GENEVA – As Geneva aldermen were ready to vote on the city’s $128.3 million fiscal 2024 budget – which begins May 1 – an alderwoman lobbied to amend the budget to include $50,000 for the Geneva History Museum.
Third Ward Alderwoman Becky Hruby proposed a budget amendment Monday to continue funding in the new fiscal year. The Geneva History Museum, 113 S. Third St., received $45,000 in the fiscal 2023 budget that was approved a year ago.
The motion to take $50,000 from the hotel-motel tax for the museum failed 6-6 with Mayor Kevin Burns casting the tiebreaking nay vote.
“I just wanted to get the history museum funding allocated for an additional year,” Hruby said.
“I think that Geneva really stands out for our historic significance and our quaint historical appeal in our town. I believe the Geneva History Museum directly embraces, enhances and promotes this historical feel,” Hruby said. “We should show our appreciation for the museum’s role in our identity and our entire community with this token of financial support.”
Hruby said the city did not need a grant program to provide funding for the museum.
“This might sound harsh, but my personal feeling is we do not need a grant program, we don’t need a process for a grant program, as no other entities have been serving our community for over 80 years as the Geneva History Museum has,” Hruby said.
Fifth Ward Alderman Craig Maladra said the city needs a policy for giving money to entities that ask for it, and longevity could be one pillar such a policy would contain.

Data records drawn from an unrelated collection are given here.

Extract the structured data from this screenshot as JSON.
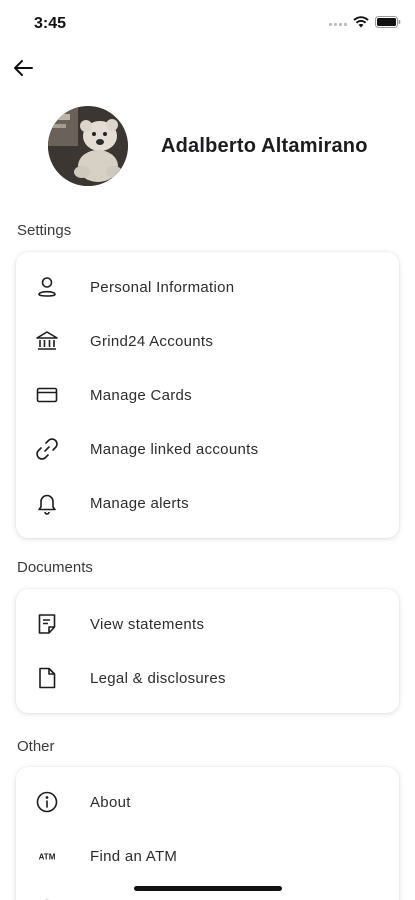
{
  "status_bar": {
    "time": "3:45"
  },
  "profile": {
    "name": "Adalberto Altamirano"
  },
  "sections": {
    "settings": {
      "title": "Settings",
      "items": [
        {
          "label": "Personal Information",
          "icon": "person-icon"
        },
        {
          "label": "Grind24 Accounts",
          "icon": "bank-icon"
        },
        {
          "label": "Manage Cards",
          "icon": "card-icon"
        },
        {
          "label": "Manage linked accounts",
          "icon": "link-icon"
        },
        {
          "label": "Manage alerts",
          "icon": "bell-icon"
        }
      ]
    },
    "documents": {
      "title": "Documents",
      "items": [
        {
          "label": "View statements",
          "icon": "statement-icon"
        },
        {
          "label": "Legal & disclosures",
          "icon": "document-icon"
        }
      ]
    },
    "other": {
      "title": "Other",
      "items": [
        {
          "label": "About",
          "icon": "info-icon"
        },
        {
          "label": "Find an ATM",
          "icon": "atm-icon"
        }
      ]
    }
  },
  "atm_icon_text": "ATM"
}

“We need a policy because this year we have been approached by three entities. We can debate the merits of each. You could say there is merits to one. I could say there’s merits to another,” Maladra said. “But without a policy, we have really no reason to back our assertions other than personal feeling.”

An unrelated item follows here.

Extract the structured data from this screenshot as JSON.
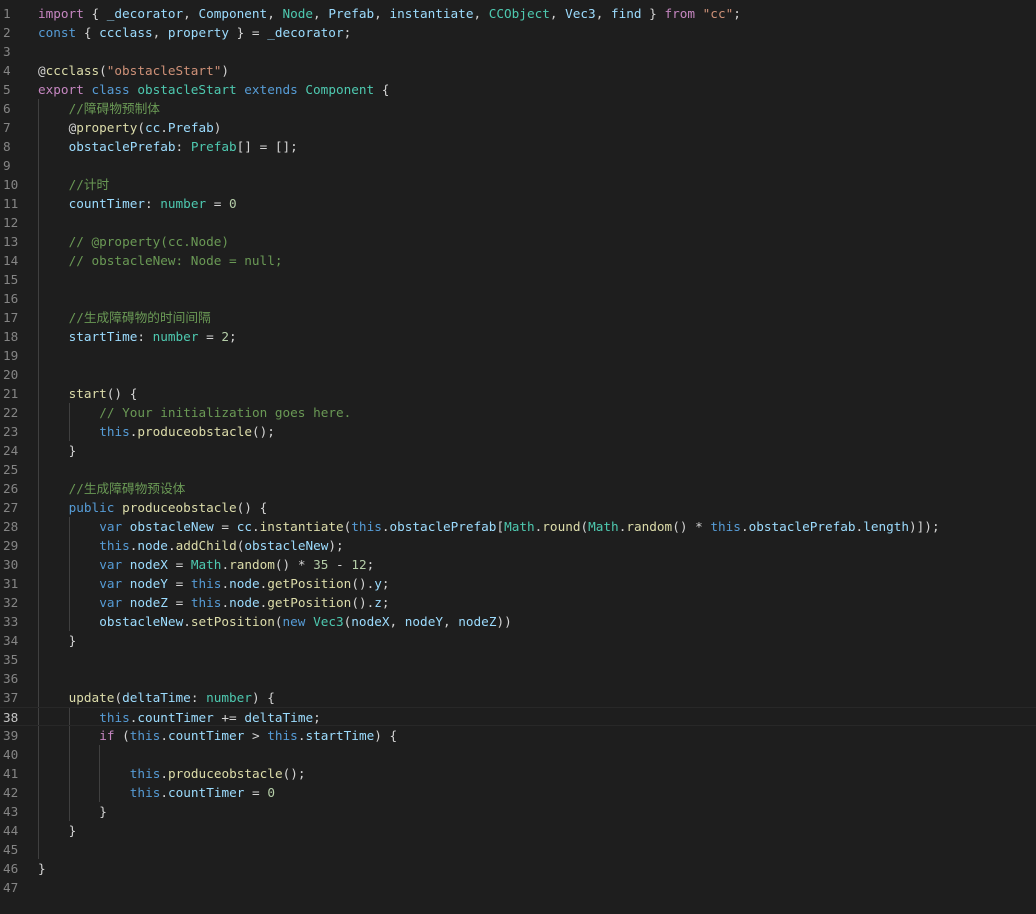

Maladra said he could not argue the history museum’s value to the city, but other entities could make similar arguments.
Maladra said the city has been approached by two other entities, the Geneva Center for the Arts and Mary Agnes Zellmer, who organizes races for runners in the city.
“A policy would tell us what type of organizations we choose to fund. Do they have to be 501(c)(3)s or can they be anything,” Maladra said.
A 501(c)(3) is a tax-deductible designation for a nonprofit or charity.
“A policy would tell us what type of activities we choose to fund. A policy would enable us to say, defensively, ‘Here’s why I chose to do this.’ As opposed to just saying, ‘It was the feeling of this council, at this time,’” Maladra said.
“We would be able to say, ‘Per our policy, this is a 501c3, it serves to buttress the pillar of historical heritage in our strategic plan. The funding should come from this source,’” Maladra said.
The policy would also enable us to perhaps put some limits around how much we would take from any given source.”
Maladra said they did not have consensus for a grant program or consensus to have a grant program. It was not relevant before, Maladra said, because organizations had not approached the city for support before.
Maladra said at the city’s strategic planning meeting in November, there was consensus to have staff bring them a program to study and react to.
“Why are we jumping the gun and ignoring the consensus that we developed in our own strategic planning,” Maladra said. “That puzzles me. It’s going to sound harsh, but it aggravates me. If there’s a will for some of the people on this council to insist on some sort of long-term funding for an entity – but without a policy – I think it would be poor governance for us to do that.”
In addition to Hruby voting yes were 1st Ward Alderwoman Tara Burghart, 2nd Ward Alderman Richard Marks, 3rd Ward Alderman Dean Kilburg and 5th Ward Alderman Robert Swanson.
In addition to Maladra voting no were 1st Ward Alderman Michael Bruno, 2nd Ward Alderman Bradley Kosirog, 4th Ward Aldermen Gabriel Kaven and Amy Mayer.
Burns also voted with aldermen, who were unanimous in approving the fiscal year 2024 budget.